_Source information_.
※

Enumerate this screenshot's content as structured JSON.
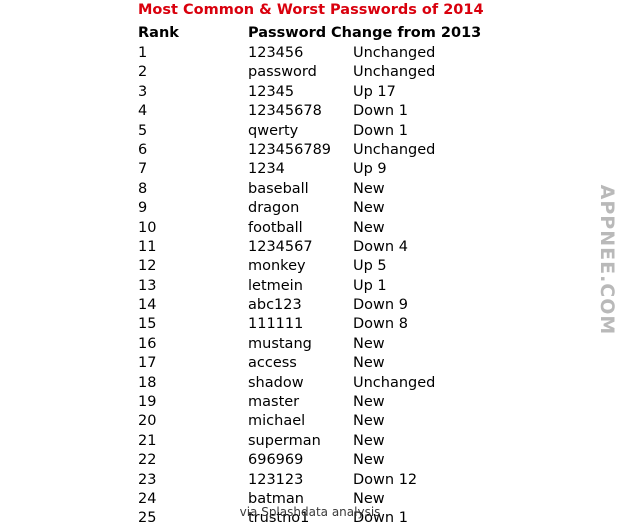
{
  "title": "Most Common & Worst Passwords of 2014",
  "columns": {
    "rank": "Rank",
    "password": "Password",
    "change": "Change from 2013"
  },
  "rows": [
    {
      "rank": "1",
      "password": "123456",
      "change": "Unchanged"
    },
    {
      "rank": "2",
      "password": "password",
      "change": "Unchanged"
    },
    {
      "rank": "3",
      "password": "12345",
      "change": "Up 17"
    },
    {
      "rank": "4",
      "password": "12345678",
      "change": "Down 1"
    },
    {
      "rank": "5",
      "password": "qwerty",
      "change": "Down 1"
    },
    {
      "rank": "6",
      "password": "123456789",
      "change": "Unchanged"
    },
    {
      "rank": "7",
      "password": "1234",
      "change": "Up 9"
    },
    {
      "rank": "8",
      "password": "baseball",
      "change": "New"
    },
    {
      "rank": "9",
      "password": "dragon",
      "change": "New"
    },
    {
      "rank": "10",
      "password": "football",
      "change": "New"
    },
    {
      "rank": "11",
      "password": "1234567",
      "change": "Down 4"
    },
    {
      "rank": "12",
      "password": "monkey",
      "change": "Up 5"
    },
    {
      "rank": "13",
      "password": "letmein",
      "change": "Up 1"
    },
    {
      "rank": "14",
      "password": "abc123",
      "change": "Down 9"
    },
    {
      "rank": "15",
      "password": "111111",
      "change": "Down 8"
    },
    {
      "rank": "16",
      "password": "mustang",
      "change": "New"
    },
    {
      "rank": "17",
      "password": "access",
      "change": "New"
    },
    {
      "rank": "18",
      "password": "shadow",
      "change": "Unchanged"
    },
    {
      "rank": "19",
      "password": "master",
      "change": "New"
    },
    {
      "rank": "20",
      "password": "michael",
      "change": "New"
    },
    {
      "rank": "21",
      "password": "superman",
      "change": "New"
    },
    {
      "rank": "22",
      "password": "696969",
      "change": "New"
    },
    {
      "rank": "23",
      "password": "123123",
      "change": "Down 12"
    },
    {
      "rank": "24",
      "password": "batman",
      "change": "New"
    },
    {
      "rank": "25",
      "password": "trustno1",
      "change": "Down 1"
    }
  ],
  "footer": "via Splashdata analysis",
  "watermark": "APPNEE.COM",
  "colors": {
    "title": "#d9000d",
    "text": "#000000",
    "watermark": "#b9b9b9"
  }
}
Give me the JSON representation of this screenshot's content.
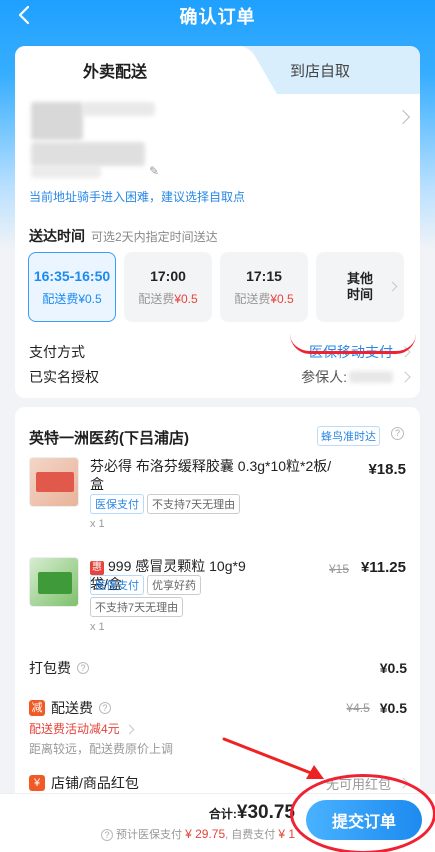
{
  "header": {
    "title": "确认订单"
  },
  "tabs": {
    "delivery": "外卖配送",
    "pickup": "到店自取"
  },
  "address": {
    "tip": "当前地址骑手进入困难，建议选择自取点"
  },
  "delivery_time": {
    "label": "送达时间",
    "sub": "可选2天内指定时间送达",
    "slots": [
      {
        "time": "16:35-16:50",
        "fee_label": "配送费",
        "fee": "¥0.5"
      },
      {
        "time": "17:00",
        "fee_label": "配送费",
        "fee": "¥0.5"
      },
      {
        "time": "17:15",
        "fee_label": "配送费",
        "fee": "¥0.5"
      },
      {
        "time_line1": "其他",
        "time_line2": "时间"
      }
    ]
  },
  "payment": {
    "label": "支付方式",
    "value": "医保移动支付"
  },
  "auth": {
    "label": "已实名授权",
    "value": "参保人:"
  },
  "store": {
    "name": "英特一洲医药(下吕浦店)",
    "delivery_tag": "蜂鸟准时达"
  },
  "products": [
    {
      "name": "芬必得 布洛芬缓释胶囊 0.3g*10粒*2板/盒",
      "price": "¥18.5",
      "tags": [
        "医保支付",
        "不支持7天无理由"
      ],
      "qty": "x 1"
    },
    {
      "badge": "惠",
      "name": "999 感冒灵颗粒 10g*9袋/盒",
      "old_price": "¥15",
      "price": "¥11.25",
      "tags": [
        "医保支付",
        "优享好药",
        "不支持7天无理由"
      ],
      "qty": "x 1"
    }
  ],
  "packing": {
    "label": "打包费",
    "amount": "¥0.5"
  },
  "delivery_fee": {
    "badge": "减",
    "label": "配送费",
    "old_amount": "¥4.5",
    "amount": "¥0.5",
    "promo": "配送费活动减4元",
    "note": "距离较远，配送费原价上调"
  },
  "redpacket": {
    "badge": "¥",
    "label": "店铺/商品红包",
    "value": "无可用红包"
  },
  "footer": {
    "total_label": "合计:",
    "total": "¥30.75",
    "ybsub_label": "预计医保支付",
    "ybsub_amount": "¥ 29.75",
    "self_label": "自费支付",
    "self_amount": "¥ 1",
    "submit": "提交订单"
  },
  "colors": {
    "accent": "#1d8af0",
    "price_red": "#e5433b",
    "annotation": "#e22"
  }
}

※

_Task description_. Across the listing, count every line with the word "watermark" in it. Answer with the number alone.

_Task response_. 2